**To do:** When a line of the material has the word "title" in it, copy that line.

____ Data

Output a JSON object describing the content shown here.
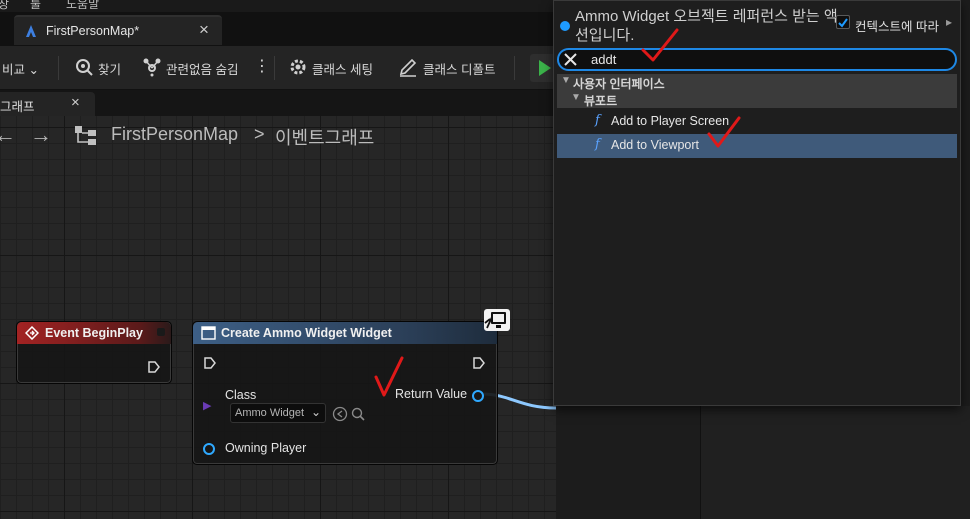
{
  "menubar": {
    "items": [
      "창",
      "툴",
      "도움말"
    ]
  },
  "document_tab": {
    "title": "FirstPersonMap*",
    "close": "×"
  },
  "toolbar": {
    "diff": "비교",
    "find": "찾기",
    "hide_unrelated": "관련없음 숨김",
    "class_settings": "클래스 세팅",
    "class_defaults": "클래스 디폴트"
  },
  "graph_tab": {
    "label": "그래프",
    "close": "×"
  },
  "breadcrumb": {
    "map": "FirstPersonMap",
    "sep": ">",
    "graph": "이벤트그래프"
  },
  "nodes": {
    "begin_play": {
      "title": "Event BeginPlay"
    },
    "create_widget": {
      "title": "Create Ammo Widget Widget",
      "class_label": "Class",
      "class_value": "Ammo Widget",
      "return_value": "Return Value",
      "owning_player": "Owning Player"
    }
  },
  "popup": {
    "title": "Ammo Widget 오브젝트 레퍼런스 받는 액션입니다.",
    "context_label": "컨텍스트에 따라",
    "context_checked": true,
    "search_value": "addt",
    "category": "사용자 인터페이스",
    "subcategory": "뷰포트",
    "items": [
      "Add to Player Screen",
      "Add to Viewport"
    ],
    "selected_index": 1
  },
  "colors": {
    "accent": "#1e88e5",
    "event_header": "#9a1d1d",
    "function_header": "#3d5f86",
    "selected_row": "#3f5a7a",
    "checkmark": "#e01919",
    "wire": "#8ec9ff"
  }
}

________

**Output for this exercise:**
    "title": "FirstPersonMap*",
      "title": "Event BeginPlay"
      "title": "Create Ammo Widget Widget",
    "title": "Ammo Widget 오브젝트 레퍼런스 받는 액션입니다.",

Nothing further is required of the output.